May 7-10, 2017 Asilomar, California

Linking Types for Multi-Language Software: Have Your Cake and Eat It Too

Daniel Patterson and Amal Ahmed

Software developers compose systems from components written in many different languages. A business-logic component may be written in Java or OCaml, a resource-intensive component in C or Rust, and a high-assurance component in Coq. In this multi-language world, program execution sends values from one linguistic context to another. This boundary-crossing exposes values to contexts with unforeseen behavior—that is, behavior that could not arise in the source language of the value. For example, a Rust function may end up being applied in an ML context that violates the memory usage policy enforced by Rust’s type system. This leads to the question of how developers ought to reason about code in such a multi-language world where behavior inexpressible in one language is easily realized in another.

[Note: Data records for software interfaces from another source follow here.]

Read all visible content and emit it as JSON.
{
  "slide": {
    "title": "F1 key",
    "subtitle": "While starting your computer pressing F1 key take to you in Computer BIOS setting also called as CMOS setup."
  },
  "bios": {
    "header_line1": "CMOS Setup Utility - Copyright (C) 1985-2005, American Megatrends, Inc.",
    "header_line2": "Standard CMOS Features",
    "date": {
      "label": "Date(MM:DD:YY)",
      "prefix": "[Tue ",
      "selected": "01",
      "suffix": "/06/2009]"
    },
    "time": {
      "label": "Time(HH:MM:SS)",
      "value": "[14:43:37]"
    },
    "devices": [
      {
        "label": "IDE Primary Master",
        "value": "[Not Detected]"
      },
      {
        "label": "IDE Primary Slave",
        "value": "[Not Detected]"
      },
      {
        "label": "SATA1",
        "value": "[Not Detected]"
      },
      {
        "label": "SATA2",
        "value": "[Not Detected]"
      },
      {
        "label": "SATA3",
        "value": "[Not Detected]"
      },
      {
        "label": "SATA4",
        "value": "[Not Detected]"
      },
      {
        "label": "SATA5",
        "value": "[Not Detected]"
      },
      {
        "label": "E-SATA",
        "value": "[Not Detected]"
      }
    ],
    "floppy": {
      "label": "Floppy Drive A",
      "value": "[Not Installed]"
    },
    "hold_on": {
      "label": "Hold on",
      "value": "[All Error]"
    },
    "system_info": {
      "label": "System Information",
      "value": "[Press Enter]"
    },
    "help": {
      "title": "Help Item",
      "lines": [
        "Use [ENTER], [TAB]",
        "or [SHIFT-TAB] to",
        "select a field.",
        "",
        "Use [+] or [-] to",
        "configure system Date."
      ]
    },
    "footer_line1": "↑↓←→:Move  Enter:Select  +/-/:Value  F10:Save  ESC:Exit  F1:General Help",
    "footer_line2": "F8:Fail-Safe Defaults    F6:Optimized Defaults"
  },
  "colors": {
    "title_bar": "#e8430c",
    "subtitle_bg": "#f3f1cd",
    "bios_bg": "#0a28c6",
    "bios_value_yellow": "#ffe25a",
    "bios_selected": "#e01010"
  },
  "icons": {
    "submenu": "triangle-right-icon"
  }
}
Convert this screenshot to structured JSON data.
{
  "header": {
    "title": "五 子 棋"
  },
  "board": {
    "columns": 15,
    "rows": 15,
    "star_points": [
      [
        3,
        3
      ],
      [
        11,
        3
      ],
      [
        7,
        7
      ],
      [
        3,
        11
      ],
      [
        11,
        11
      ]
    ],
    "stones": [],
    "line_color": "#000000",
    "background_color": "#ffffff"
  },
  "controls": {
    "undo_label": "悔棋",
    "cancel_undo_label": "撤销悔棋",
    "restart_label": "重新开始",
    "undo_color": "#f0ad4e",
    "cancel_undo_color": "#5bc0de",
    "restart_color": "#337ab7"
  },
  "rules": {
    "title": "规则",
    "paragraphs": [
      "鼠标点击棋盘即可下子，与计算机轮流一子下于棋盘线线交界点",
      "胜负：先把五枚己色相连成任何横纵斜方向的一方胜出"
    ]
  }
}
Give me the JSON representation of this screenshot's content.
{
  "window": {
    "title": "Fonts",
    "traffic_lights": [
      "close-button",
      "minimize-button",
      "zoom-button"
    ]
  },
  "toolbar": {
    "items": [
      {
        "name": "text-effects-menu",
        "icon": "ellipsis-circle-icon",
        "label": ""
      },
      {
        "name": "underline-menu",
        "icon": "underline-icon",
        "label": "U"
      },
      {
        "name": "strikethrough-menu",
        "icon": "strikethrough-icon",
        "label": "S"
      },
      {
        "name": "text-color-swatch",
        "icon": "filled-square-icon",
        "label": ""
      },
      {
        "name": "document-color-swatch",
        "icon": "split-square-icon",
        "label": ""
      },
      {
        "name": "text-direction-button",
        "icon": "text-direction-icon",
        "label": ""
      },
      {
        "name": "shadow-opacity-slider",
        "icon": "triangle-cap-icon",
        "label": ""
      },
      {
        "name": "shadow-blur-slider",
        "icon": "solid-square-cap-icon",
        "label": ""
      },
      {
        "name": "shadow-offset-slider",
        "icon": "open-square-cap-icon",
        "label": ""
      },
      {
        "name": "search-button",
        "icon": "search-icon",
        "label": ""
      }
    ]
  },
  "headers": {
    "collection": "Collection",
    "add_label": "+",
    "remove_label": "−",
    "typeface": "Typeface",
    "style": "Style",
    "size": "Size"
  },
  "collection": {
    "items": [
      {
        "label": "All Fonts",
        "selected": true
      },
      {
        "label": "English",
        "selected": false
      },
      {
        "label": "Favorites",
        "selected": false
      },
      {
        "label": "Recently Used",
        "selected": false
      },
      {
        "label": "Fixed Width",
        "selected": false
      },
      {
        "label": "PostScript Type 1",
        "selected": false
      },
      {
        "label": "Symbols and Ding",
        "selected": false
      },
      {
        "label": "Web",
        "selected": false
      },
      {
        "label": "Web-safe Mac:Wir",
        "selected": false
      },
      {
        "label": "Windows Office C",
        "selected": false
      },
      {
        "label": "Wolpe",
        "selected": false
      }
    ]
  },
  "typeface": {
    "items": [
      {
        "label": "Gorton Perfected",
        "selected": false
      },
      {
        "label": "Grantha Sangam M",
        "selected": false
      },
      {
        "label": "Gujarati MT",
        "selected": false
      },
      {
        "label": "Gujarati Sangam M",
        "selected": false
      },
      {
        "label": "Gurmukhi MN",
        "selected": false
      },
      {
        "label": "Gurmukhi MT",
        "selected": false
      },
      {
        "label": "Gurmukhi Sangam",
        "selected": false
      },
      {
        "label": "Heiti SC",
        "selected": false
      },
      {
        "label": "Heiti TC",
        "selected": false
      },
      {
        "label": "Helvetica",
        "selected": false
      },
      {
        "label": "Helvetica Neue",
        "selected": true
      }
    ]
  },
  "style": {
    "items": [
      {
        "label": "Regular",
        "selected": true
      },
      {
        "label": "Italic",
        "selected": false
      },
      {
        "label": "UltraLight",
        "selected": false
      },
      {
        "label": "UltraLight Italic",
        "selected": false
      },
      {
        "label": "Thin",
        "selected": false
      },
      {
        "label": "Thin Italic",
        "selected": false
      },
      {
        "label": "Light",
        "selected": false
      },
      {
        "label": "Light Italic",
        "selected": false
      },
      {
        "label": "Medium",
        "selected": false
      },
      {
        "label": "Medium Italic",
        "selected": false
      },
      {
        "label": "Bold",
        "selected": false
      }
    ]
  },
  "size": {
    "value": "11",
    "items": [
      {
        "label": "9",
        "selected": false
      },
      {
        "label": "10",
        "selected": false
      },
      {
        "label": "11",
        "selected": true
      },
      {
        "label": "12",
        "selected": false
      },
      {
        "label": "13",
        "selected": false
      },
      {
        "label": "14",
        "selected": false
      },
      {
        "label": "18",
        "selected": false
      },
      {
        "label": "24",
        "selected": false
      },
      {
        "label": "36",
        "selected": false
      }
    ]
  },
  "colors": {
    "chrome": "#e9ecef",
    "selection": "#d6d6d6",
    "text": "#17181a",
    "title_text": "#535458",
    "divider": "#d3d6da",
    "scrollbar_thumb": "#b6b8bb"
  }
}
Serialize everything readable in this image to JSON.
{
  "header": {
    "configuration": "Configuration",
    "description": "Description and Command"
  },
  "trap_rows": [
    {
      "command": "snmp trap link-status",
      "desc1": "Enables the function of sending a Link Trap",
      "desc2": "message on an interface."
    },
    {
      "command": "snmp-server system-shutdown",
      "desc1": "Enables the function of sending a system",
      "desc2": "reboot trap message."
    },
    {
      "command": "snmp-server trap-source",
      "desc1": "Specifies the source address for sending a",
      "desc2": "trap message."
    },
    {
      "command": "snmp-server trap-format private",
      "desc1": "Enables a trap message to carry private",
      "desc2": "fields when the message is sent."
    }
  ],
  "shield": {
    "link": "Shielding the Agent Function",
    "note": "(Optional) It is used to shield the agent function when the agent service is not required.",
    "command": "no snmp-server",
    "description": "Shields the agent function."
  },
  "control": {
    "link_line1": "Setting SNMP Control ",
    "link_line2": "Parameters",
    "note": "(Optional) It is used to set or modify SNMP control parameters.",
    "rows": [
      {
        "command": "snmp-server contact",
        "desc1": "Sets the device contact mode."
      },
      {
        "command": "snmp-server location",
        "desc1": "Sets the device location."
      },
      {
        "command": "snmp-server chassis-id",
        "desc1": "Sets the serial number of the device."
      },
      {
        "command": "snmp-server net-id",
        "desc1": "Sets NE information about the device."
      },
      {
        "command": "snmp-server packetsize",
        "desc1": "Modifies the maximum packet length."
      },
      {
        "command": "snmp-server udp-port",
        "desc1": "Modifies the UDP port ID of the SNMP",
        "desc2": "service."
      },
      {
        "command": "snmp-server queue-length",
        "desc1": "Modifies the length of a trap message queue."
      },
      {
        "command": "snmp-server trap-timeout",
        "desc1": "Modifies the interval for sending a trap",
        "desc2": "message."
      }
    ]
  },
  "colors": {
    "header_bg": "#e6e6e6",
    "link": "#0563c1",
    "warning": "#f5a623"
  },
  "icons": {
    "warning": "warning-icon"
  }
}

This paper proposes the novel idea of linking types to address the problem of reasoning about single-language components in a multi-lingual setting. Specifically, linking types allow programmers to annotate where in a program they can link with components inexpressible in their unadulterated language. This enables developers to reason about (behavioral) equality using only their own language and the annotations, even though their code may be linked with code written in a language with more expressive power.